Theorem 3.7 (Grh).
For any , Algorithm 1 is correct and runs in expected polynomial time in and , and the output has reduced norm .
It follows from Proposition 3.5, and the fact that is a primitive, positive-definite, integral quadratic map of discriminant . ∎
Recall that our efforts are focused on provability, and the constants we obtain are certainly not tight. In [KLPT14, Section 3.1], the analogue heuristic algorithm is expected to return of norm most of the time, and they argue that in the worst case, one could possibly obtain .
For our applications, we need a slightly more powerful version.
Proposition 3.8 (Grh).
There is a constant and an algorithm which on input a left ideal , a bound , and a prime , returns an ideal equivalent to such that is a prime between and , and is a non-quadratic residue modulo , and runs in polynomial time in , , and .
Apply Algorithm 1 with two modifications. First, we use Proposition 3.6 instead of Proposition 3.5. Second, assuming we consider a sublattice in place of , where the quotient is generated by any element such that and is a non-quadratic residue modulo . It follows from quadratic reciprocity that for any in the lattice, when is prime, then is a non-quadratic residue modulo . Similarly, if , we consider a sublattice where the quotient is generated by any element such that . ∎
4. Representing integers with quadratic forms and primes
In this section, we count the number of ways to represent an integer in the form , where the integers and and the quadratic form are fixed, and is required to be prime. The bounds we obtain are key to the analysis of algorithms designed in the following sections. The proof resorts to analytic number theory. The reader only interested in computational applications can safely read up to Corollary 4.3 before skipping to the next section.
We fix the following notation for the rest of the section. Let be a primitive, integral, positive definite, binary quadratic form of discriminant where is fundamental. Let . Let be positive integers with . Let be the Kronecker symbol , primitive of conductor . Let be a positive integer such that . Finally, let
The goal of this section is to obtain lower bounds on the size of .
The problem at hand is a generalisation of the classic problem of Hardy and Littlewood [HL23] of representing integers as , where is prime. The number of representations of an integer by is Following a classical approach to the Hardy and Littlewood problem, we can write

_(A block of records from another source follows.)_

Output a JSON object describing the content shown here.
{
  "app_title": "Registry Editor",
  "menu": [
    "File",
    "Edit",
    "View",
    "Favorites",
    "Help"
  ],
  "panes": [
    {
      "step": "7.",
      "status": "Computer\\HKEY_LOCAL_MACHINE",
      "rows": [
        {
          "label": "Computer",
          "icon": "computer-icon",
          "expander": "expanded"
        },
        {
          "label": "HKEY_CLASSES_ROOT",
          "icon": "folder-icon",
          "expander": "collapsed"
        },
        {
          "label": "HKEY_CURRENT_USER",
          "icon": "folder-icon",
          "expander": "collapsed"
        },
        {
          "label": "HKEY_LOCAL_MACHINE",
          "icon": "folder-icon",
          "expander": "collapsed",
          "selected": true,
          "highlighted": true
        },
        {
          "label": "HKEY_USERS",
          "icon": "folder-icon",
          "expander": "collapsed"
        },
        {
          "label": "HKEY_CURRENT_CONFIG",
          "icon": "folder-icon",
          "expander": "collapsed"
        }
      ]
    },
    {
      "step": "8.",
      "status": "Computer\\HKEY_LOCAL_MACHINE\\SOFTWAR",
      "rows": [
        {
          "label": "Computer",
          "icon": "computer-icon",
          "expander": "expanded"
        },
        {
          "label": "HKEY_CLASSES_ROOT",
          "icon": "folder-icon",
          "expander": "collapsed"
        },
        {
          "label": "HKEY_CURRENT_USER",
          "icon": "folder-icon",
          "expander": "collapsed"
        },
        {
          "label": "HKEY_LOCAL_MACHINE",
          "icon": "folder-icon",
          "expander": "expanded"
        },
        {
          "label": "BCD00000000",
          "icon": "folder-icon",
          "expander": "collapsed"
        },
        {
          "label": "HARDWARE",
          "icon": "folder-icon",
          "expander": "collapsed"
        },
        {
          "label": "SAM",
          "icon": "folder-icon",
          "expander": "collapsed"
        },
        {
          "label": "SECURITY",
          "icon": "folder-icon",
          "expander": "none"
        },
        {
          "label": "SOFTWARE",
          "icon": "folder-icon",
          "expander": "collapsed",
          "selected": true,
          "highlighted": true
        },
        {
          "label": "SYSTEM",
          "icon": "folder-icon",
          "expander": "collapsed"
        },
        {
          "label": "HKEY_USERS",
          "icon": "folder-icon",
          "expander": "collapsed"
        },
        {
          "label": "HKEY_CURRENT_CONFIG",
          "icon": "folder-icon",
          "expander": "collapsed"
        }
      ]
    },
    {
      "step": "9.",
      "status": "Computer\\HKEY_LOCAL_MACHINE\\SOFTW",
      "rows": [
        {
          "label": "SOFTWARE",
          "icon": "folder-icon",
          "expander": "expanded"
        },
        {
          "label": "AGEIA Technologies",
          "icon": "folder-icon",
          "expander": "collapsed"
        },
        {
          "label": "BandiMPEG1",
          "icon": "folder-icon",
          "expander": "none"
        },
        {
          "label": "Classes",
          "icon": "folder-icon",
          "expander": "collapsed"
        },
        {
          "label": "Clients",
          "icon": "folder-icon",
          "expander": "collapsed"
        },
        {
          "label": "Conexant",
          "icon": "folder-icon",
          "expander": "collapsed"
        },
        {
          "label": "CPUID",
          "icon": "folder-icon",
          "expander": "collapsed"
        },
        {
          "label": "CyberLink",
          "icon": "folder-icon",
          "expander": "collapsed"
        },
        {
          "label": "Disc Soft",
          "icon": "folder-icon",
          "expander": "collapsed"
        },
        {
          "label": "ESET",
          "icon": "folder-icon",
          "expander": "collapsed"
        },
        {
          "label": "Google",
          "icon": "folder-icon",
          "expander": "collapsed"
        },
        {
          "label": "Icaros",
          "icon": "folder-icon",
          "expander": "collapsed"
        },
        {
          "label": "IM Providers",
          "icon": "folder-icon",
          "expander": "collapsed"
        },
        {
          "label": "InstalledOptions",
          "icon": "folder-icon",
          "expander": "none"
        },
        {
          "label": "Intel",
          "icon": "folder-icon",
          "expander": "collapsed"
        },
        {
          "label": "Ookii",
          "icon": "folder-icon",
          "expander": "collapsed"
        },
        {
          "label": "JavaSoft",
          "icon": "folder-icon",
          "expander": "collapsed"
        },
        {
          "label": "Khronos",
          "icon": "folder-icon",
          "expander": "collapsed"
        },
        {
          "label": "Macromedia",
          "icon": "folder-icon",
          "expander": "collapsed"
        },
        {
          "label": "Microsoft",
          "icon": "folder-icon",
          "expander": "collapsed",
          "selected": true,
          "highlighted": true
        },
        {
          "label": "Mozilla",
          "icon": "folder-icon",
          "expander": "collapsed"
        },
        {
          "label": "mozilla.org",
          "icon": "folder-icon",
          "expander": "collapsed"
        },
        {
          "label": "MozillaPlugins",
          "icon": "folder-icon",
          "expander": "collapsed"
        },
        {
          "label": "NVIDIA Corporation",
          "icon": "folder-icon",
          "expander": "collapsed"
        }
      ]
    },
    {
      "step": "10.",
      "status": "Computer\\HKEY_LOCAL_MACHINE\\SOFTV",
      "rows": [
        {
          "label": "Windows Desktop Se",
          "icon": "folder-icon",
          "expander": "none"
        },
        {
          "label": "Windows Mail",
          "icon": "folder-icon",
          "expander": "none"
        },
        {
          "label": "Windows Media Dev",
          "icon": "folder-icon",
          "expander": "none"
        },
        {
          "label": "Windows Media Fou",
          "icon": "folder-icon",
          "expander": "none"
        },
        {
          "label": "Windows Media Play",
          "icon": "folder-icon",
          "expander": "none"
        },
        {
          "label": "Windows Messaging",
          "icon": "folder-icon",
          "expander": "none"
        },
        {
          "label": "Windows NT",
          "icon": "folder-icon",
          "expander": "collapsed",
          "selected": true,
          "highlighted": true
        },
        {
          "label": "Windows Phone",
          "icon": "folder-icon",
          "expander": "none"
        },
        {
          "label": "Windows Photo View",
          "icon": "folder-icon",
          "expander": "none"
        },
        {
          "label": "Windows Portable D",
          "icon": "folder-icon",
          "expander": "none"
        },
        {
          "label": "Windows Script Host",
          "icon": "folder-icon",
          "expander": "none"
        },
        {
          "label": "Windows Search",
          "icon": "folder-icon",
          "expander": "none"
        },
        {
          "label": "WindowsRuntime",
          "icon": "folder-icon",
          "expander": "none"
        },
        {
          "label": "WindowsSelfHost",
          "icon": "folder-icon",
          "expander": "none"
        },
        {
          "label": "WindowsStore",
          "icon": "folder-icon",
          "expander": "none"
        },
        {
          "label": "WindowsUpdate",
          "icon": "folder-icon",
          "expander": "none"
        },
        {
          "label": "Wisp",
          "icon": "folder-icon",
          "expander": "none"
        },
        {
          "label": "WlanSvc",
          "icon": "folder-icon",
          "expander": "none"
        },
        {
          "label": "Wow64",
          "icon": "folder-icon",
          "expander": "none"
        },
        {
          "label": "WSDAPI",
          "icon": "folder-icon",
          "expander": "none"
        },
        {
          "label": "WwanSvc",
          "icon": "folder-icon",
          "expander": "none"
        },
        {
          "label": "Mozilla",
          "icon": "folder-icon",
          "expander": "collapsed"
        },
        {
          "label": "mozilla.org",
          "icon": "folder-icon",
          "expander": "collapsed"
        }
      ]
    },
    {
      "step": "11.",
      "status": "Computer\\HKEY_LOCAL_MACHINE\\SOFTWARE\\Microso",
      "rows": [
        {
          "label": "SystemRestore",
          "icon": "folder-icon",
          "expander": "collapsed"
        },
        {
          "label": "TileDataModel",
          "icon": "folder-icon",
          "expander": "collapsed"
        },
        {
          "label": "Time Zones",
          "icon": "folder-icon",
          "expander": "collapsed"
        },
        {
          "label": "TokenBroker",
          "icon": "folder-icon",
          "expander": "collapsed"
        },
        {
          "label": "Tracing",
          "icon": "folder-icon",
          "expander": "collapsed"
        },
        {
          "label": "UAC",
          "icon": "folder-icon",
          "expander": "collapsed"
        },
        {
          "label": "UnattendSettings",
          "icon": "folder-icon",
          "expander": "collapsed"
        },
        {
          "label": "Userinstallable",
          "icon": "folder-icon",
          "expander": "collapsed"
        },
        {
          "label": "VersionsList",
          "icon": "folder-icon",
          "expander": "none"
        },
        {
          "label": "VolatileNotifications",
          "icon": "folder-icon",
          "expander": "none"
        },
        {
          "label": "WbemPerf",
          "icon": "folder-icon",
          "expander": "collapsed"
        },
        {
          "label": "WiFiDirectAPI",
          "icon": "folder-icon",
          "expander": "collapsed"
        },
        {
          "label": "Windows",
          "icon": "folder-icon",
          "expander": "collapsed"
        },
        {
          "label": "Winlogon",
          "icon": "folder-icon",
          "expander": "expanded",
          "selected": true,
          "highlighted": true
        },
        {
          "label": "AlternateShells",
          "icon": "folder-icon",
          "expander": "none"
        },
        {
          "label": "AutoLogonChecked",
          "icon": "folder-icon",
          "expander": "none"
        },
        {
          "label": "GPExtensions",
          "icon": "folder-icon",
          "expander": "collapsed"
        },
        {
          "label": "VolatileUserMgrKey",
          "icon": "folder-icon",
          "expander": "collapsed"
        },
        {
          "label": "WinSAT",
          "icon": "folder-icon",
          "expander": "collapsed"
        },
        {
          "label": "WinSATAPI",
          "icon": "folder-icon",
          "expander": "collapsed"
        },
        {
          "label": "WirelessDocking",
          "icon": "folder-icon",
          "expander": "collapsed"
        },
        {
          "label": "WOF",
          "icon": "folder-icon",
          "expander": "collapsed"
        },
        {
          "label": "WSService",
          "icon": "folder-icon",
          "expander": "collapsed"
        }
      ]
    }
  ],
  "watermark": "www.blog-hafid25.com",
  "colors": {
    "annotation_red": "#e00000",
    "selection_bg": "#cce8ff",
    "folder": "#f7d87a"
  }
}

Unfortunately, controlling is in general a difficult task. However, we know more about the number of representations of in the genus of . We indeed have the following classical theorem (see for instance [Pal33]).
Let be a primitive, integral, binary quadratic form of discriminant